  • A phone number and pin that can be used for each conference call. This is nice when you have the same participants joining you and also easy for you to remember.
  • There are detailed reports about the calls, so you can see where improvements might be made to future conferences.
  • Start and stop recording from the moderator dashboard.

This is one that looks well worth checking out.

Make the Conference Successful

In an article on CIO by Esther Schindler, web development manager Gerry Mann suggested planning in advance for technology problems you and your callers might encounter during conference calls or virtual meetings.

“Send out items to review well in advance.”

If you’re going to put the time into planning, promoting and hosting a conference call, you’ll want to get the most you can from it. In addition to having information to review ahead of time, you’ll want to put a few safeguards in place.

  • Have a co-moderator who can step in and continue the meeting in case you get knocked off the line. The co-moderator should have your script and notes and full access to your meeting software so she can mute noisy callers and do the work you’d do if you were there. Obviously, this will need to be someone you trust fully.
  • If you’re going off a script, this gives you an instant transcript of the conference. Use bits and pieces to promote it on social media. If you asked a question, pose the same question on Twitter and then follow up and tell your followers that they can get the answer by downloading the free recording of your teleconference.
  • Follow-up with attendees to you event and ask if there were any questions they didn’t feel were fully answered. Answer those questions in a blog post or a second teleconference.
  • Collect information from those who attend so you can convert them into regular customers. Encourage them to sign up for your newsletter to learn about future conference calls.

A Few Safeguards

You’ll want to put a few safeguards in place to make sure the conference doesn’t turn into a nightmare for you.
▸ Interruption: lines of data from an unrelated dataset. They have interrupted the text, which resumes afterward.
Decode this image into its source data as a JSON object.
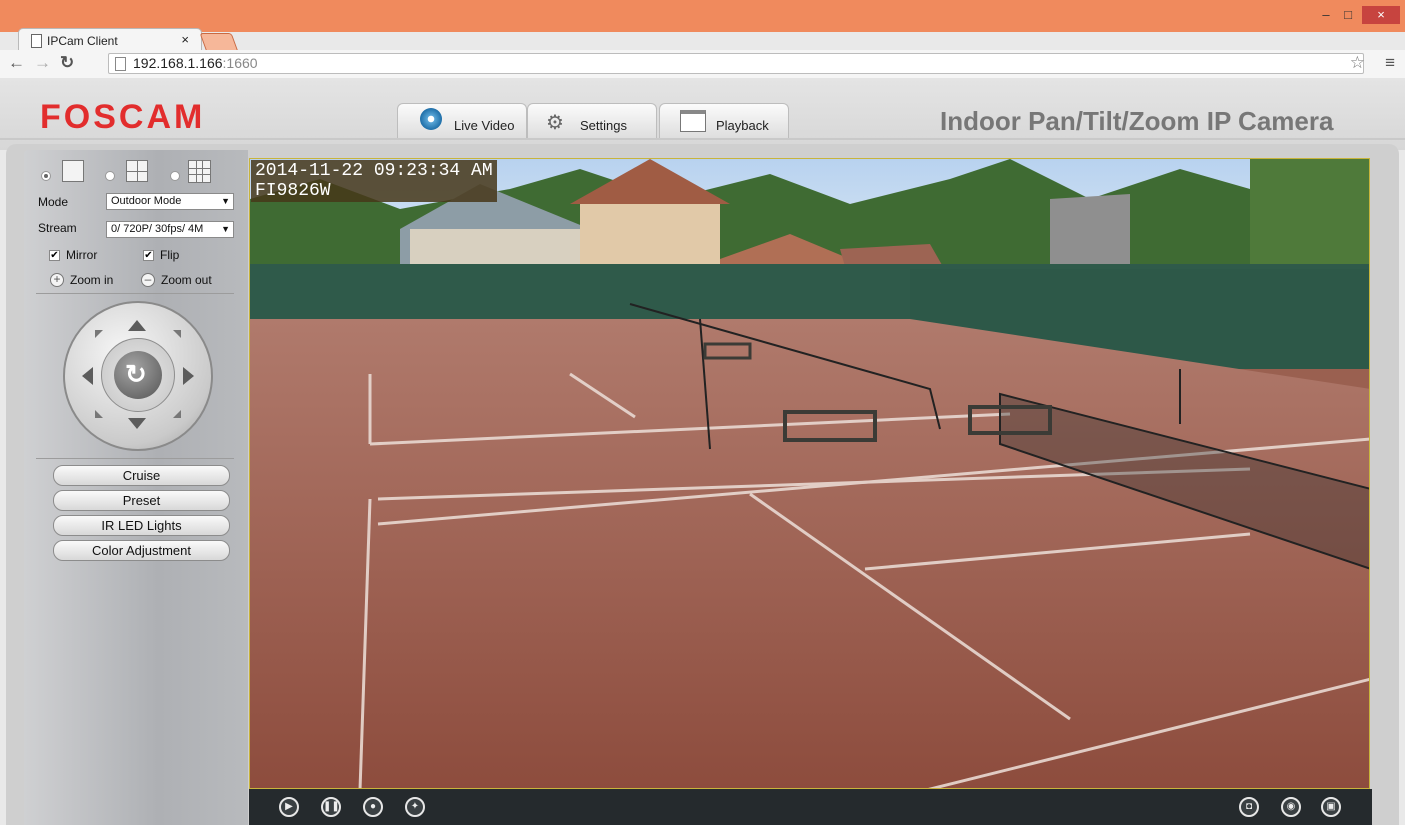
{
  "browser": {
    "tab_title": "IPCam Client",
    "tab_close": "×",
    "url_host": "192.168.1.166",
    "url_port": ":1660",
    "window_minimize": "–",
    "window_maximize": "□",
    "window_close": "×"
  },
  "header": {
    "logo": "FOSCAM",
    "product_title": "Indoor Pan/Tilt/Zoom IP Camera",
    "tabs": [
      {
        "label": "Live Video",
        "icon": "webcam-icon"
      },
      {
        "label": "Settings",
        "icon": "gears-icon"
      },
      {
        "label": "Playback",
        "icon": "calendar-icon"
      }
    ]
  },
  "sidebar": {
    "layouts": [
      "single-view",
      "quad-view",
      "nine-view"
    ],
    "selected_layout": "single-view",
    "mode_label": "Mode",
    "mode_value": "Outdoor Mode",
    "stream_label": "Stream",
    "stream_value": "0/ 720P/ 30fps/ 4M",
    "mirror_label": "Mirror",
    "mirror_checked": true,
    "flip_label": "Flip",
    "flip_checked": true,
    "zoom_in_label": "Zoom in",
    "zoom_out_label": "Zoom out",
    "buttons": [
      "Cruise",
      "Preset",
      "IR LED Lights",
      "Color Adjustment"
    ]
  },
  "video": {
    "timestamp": "2014-11-22 09:23:34 AM",
    "device_name": "FI9826W"
  },
  "colors": {
    "titlebar": "#f08a5d",
    "logo_red": "#e22d2d",
    "video_border": "#c8b43c",
    "control_bar": "#252a2d"
  }
}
  • Either mute comments or only take on as many people as you’re able to converse with at one time. If multiple questions frighten you, require people to send them in ahead of time and then read them yourself.
  • Make sure participants understand that they are responsible for long distance fees. Point out that the number is not a 1-800 number. If it is a 1-800 number, be very careful as you may be charged for every person who calls.
  • Let people know you will do your best to record the conference, but there are no guarantees. Recordings can be faulty. Or, being new to conference calls, you may accidentally mess up the first recording or two.
  • Practice ahead of time. Gather your co-moderator and run through the script together.
  • Make sure guest speakers are able to get through the line. Set a time to practice with them as well and make sure they completely understand the overall process.
  • Have a backup plan in case your telephone lines and/or Internet goes down. I once had to use my cell phone, remember? That is because my power went out. I did what I had to. It wasn’t ideal, but it worked.
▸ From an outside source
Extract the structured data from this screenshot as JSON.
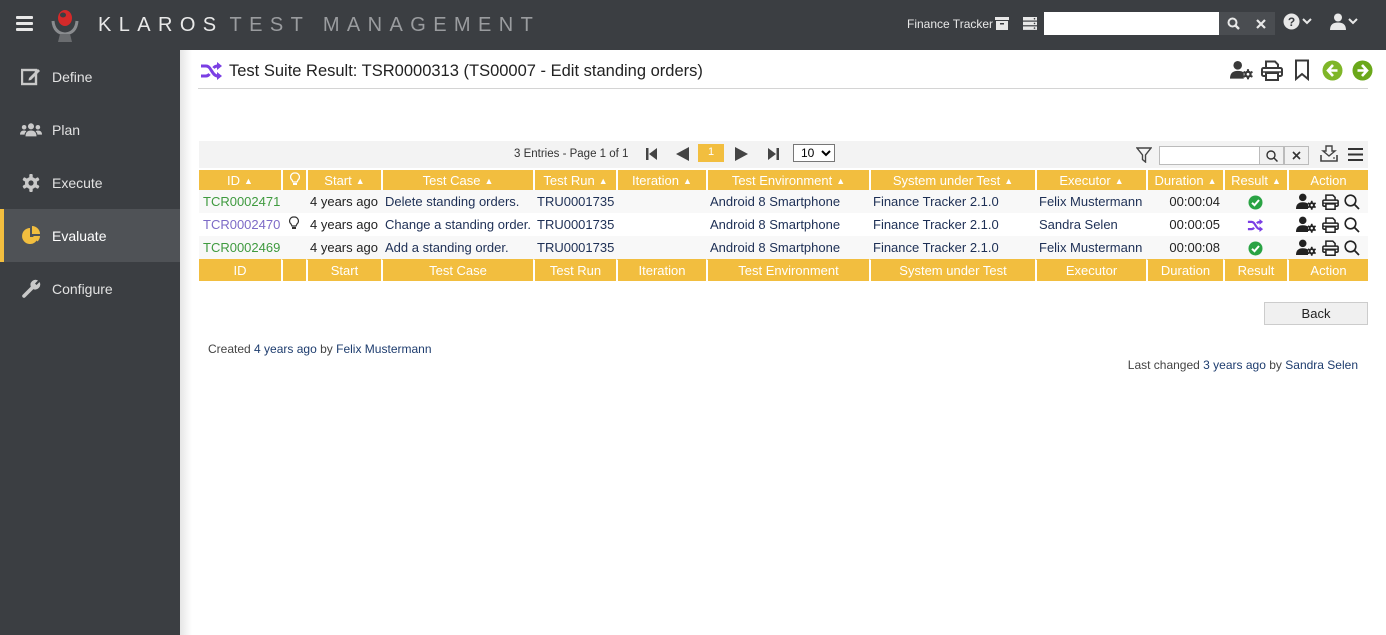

Personally, I would completely avoid any plan that required me to pay for each caller and the minutes they use. Each caller should be responsible for her own long distance fees. This is really best in an age where most people have at least some long distance they can utilize on their cell phones. Otherwise, if you pay for an 800 service, you can wind up paying for each person who calls in and that can really eat into your overall promotional budget.
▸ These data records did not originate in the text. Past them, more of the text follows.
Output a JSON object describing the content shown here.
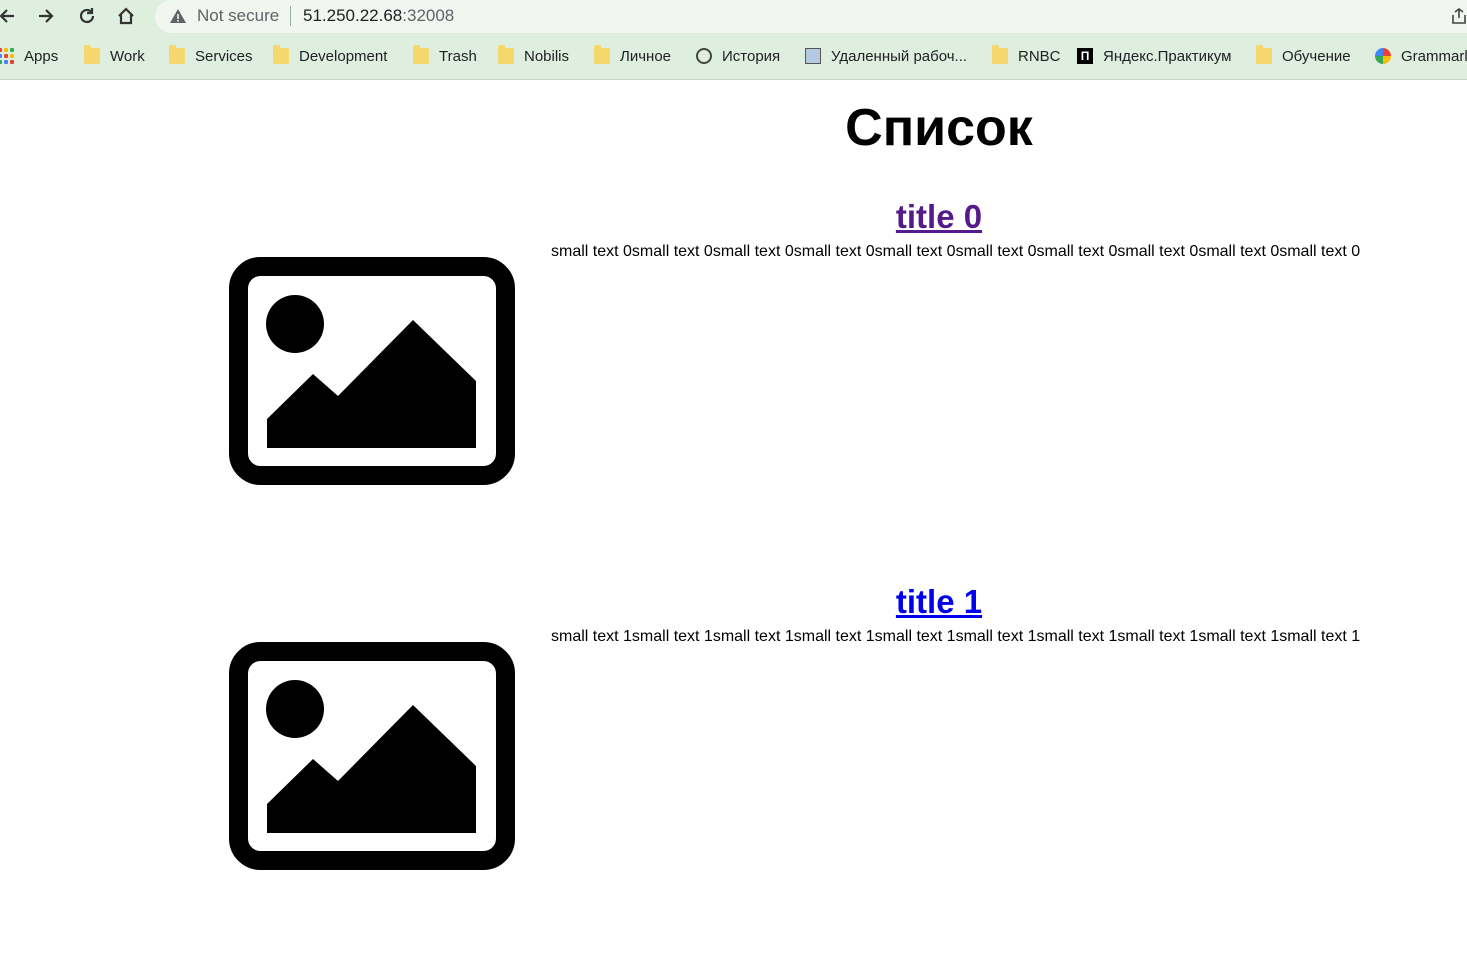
{
  "browser": {
    "security_label": "Not secure",
    "url_host": "51.250.22.68",
    "url_port": ":32008",
    "bookmarks": [
      {
        "label": "Apps",
        "icon": "apps-grid-icon"
      },
      {
        "label": "Work",
        "icon": "folder-icon"
      },
      {
        "label": "Services",
        "icon": "folder-icon"
      },
      {
        "label": "Development",
        "icon": "folder-icon"
      },
      {
        "label": "Trash",
        "icon": "folder-icon"
      },
      {
        "label": "Nobilis",
        "icon": "folder-icon"
      },
      {
        "label": "Личное",
        "icon": "folder-icon"
      },
      {
        "label": "История",
        "icon": "history-icon"
      },
      {
        "label": "Удаленный рабоч...",
        "icon": "remote-desktop-icon"
      },
      {
        "label": "RNBC",
        "icon": "folder-icon"
      },
      {
        "label": "Яндекс.Практикум",
        "icon": "yandex-practicum-icon"
      },
      {
        "label": "Обучение",
        "icon": "folder-icon"
      },
      {
        "label": "Grammarl",
        "icon": "grammarly-icon"
      }
    ]
  },
  "page": {
    "title": "Список",
    "items": [
      {
        "title": "title 0",
        "visited": true,
        "text": "small text 0small text 0small text 0small text 0small text 0small text 0small text 0small text 0small text 0small text 0",
        "image_icon": "image-placeholder-icon"
      },
      {
        "title": "title 1",
        "visited": false,
        "text": "small text 1small text 1small text 1small text 1small text 1small text 1small text 1small text 1small text 1small text 1",
        "image_icon": "image-placeholder-icon"
      }
    ]
  },
  "colors": {
    "chrome_bg": "#dfefdf",
    "visited_link": "#551a8b",
    "link": "#0000ee"
  }
}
Another Avenue for Promotion

There are some people who do not feel that conference calls are very successful. As with most types of promotion, some things work well for some and not others. My goal is to present you with different, cost effective ideas you can try. Many of them I have tested myself and had at least some success and positive feedback. Otherwise, there may be others who’ve tried it successfully. It is smart to limit monetary investment until you see how well a particular promotion works for you and your brand. However, offering a conference when your competition isn’t may just put you ahead of them by leaps and bounds.